[Data about app and page elements]
((

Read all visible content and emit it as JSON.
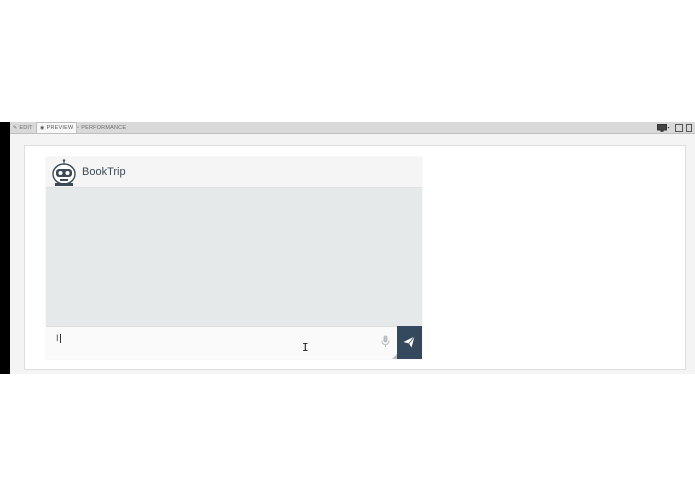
{
  "tabs": [
    {
      "label": "EDIT",
      "icon": "pencil-icon"
    },
    {
      "label": "PREVIEW",
      "icon": "eye-icon"
    },
    {
      "label": "PERFORMANCE",
      "icon": "gauge-icon"
    }
  ],
  "active_tab": "PREVIEW",
  "device_icons": [
    "desktop-icon",
    "tablet-icon",
    "mobile-icon"
  ],
  "widget": {
    "title": "BookTrip",
    "avatar_icon": "robot-icon",
    "input_value": "I",
    "mic_icon": "microphone-icon",
    "send_icon": "paper-plane-icon"
  },
  "colors": {
    "send_button": "#34495e",
    "chat_background": "#e6e9e9",
    "header_background": "#f5f5f5",
    "title_text": "#3d4a55"
  }
}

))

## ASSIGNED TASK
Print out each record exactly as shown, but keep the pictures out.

## RESPONSE TO THIS EXERCISE
Read all visible content and emit it as JSON.
{
  "tabs": [
    {
      "label": "EDIT",
      "icon": "pencil-icon"
    },
    {
      "label": "PREVIEW",
      "icon": "eye-icon"
    },
    {
      "label": "PERFORMANCE",
      "icon": "gauge-icon"
    }
  ],
  "active_tab": "PREVIEW",
  "device_icons": [
    "desktop-icon",
    "tablet-icon",
    "mobile-icon"
  ],
  "widget": {
    "title": "BookTrip",
    "avatar_icon": "robot-icon",
    "input_value": "I",
    "mic_icon": "microphone-icon",
    "send_icon": "paper-plane-icon"
  },
  "colors": {
    "send_button": "#34495e",
    "chat_background": "#e6e9e9",
    "header_background": "#f5f5f5",
    "title_text": "#3d4a55"
  }
}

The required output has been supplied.